Working well under pressure is one thing. Doing this constantly comes at a high price to your productivity so it’s worth exploring the alternatives.
In short, Tom de Castella reports that ‘France has brought in rules to protect employees from work email disturbing them outside of office hours.’ Essentially affecting about a million digital and consultancy sector employees at this stage, the rule, (signed by the employers’ federations and unions), protects workers outside of the normal 9am – 6pm work day and advocates employees switching off their phones and avoiding work email.
At first glance this might well be the revolution the world is looking for. Working with companies dominated by email noise, where it’s not considered unusual for a manager to call their employee on a Saturday night when an idea sparks on their way out of a movie, I’m somewhat chuffed at the prospect of a rule such as this one, wending its way across the globe.
But is this really the answer?
Being an advocate for setting personal and office boundaries is something we teach in all of our productivity workshops and I have no doubt that you too, regardless of your level of self-discipline and organisation, lust after a day sans interruption, technology or otherwise. That aside, the burning question remains: would a ban on after-hours email answer France’s overall need for their employees to ‘switch off’ from work? Likewise, would switching off minimise the guilt that so many of our clients experience when not responding to messages or mail within nanoseconds of receiving them. It’s unlikely.

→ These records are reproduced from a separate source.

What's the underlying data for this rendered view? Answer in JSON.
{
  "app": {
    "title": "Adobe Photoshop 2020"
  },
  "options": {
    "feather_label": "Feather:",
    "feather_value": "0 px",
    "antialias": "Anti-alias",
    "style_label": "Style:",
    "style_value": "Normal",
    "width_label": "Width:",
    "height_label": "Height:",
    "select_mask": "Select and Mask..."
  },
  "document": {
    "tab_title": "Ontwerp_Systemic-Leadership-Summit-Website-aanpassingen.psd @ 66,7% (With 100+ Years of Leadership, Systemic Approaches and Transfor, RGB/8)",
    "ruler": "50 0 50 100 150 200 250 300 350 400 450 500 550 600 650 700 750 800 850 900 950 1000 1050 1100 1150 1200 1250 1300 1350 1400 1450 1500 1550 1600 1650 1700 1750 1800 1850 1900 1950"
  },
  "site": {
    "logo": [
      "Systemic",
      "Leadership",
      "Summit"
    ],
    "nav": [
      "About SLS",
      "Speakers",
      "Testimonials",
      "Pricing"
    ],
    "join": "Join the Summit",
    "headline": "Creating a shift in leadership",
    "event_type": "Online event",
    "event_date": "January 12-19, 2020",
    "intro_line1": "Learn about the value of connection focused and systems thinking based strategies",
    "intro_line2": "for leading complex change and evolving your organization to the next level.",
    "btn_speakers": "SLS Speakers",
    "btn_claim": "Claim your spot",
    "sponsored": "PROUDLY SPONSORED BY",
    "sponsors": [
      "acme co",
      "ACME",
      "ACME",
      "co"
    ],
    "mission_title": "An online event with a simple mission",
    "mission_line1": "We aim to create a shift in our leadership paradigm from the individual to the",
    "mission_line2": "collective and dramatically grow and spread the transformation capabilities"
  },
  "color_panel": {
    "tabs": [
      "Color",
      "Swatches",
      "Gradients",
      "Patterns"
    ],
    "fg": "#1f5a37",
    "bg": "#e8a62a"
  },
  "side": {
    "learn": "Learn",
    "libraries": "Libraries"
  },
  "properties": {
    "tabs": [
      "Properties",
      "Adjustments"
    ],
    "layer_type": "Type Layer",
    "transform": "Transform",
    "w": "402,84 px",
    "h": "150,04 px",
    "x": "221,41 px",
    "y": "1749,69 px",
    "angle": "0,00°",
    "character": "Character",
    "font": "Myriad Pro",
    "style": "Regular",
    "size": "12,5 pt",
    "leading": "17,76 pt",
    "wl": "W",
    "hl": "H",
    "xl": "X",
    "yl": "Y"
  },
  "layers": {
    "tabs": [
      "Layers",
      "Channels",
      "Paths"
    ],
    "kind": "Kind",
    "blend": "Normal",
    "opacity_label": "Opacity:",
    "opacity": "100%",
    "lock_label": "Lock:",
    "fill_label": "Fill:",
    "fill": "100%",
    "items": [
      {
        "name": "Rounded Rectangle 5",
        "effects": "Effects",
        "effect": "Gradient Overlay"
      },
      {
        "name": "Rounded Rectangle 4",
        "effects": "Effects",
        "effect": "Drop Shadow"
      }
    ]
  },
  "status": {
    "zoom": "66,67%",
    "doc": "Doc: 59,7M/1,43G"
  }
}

Let’s consider for a moment the worker that chooses flexi hours as an optimal option (or the only alternative) to work, the employees from the French-based company I contracted to late last year who worked across world-wide time zones, or the many millions of us who commute to work. Why would I necessarily want to switch off until 9am when my work day begins at 5am? Not even taking into consideration the likes of those that need to stay connected to fulfill their core job specification, with so many variables to consider, how can we expect a cookie-cutter one-size-fits-all approach?
The crux lies deeper than litigation
Now don’t get me wrong, I love the idea of down-time and believe wholeheartedly that taking a break boosts productivity. Work life balance is important for each and every employee’s sanity and it keeps staff more engaged and attrition rates down.
The realist in me understands that our needs are all different. During a Productive Email workshop a delegate got very uppity with my suggestion to not check email while on vacation. Her argument, and she is not the first of my clients with this opinion, was that she wants to check email while on leave. She does it at the beginning and end of each day (and maybe a couple of times in-between) because it’s what helps her know she can relax and there’s no exploding inbox to return to.
While we advocate not checking email before tackling your highest value/highest reward task, we realise that some of our disciplined clients prefer to check email first thing in the day, clearing their conscience so they can better focus on the important tasks at hand.
So what should we be doing?
Gather your team and hash out departmental parameters for you to follow as a guideline. Agree on:
- Core connect hours
- Expected response times
- Alternative options for emergencies (remember to define what an emergency is)
Respect your time:
You can’t expect others to value your time if you don’t value it yourself. Once you have clear boundaries in place, communicate them beyond your immediate department; include them in your signature block if appropriate and add them to your voicemail message.
Sure, you can make all the excuses in the world; some of them will even be legitimate, but if you are not disconnecting and still feel a pang of anger/hatred/loathing when you receive a beep or notification of any sort, it is ultimately your choice to:
A: Turn off all push notifications
B: Turn your mobile device to silent
C: Choose to respond at another time
Placing restrictions doesn’t magic the problem away. A smoker doesn’t necessarily stop smoking because there is a caution on the box or a restriction on lighting up in the restaurant. Getting to the root of the problem is more critical than limiting the connection. Besides which, the root of the ‘immediate gratification’ generation we currently live in is not in the technology itself, but more so in the mutual respect, boundaries and discipline we bestow on ourselves and others. The habit of staying connected 24/7 is what is killing conversations and hampering productivity. Turning your phone to silent, disallowing push notifications and climbing out of your inbox are things you should self-police. It’s not a rule to stay connected, it’s a habit … and a bad one at that.
Just because Fred works till midnight doesn’t mean he doesn’t need to send mail … he just shouldn’t expect an immediate response! No law is required, just a little self-preservation and a whole lot less addiction.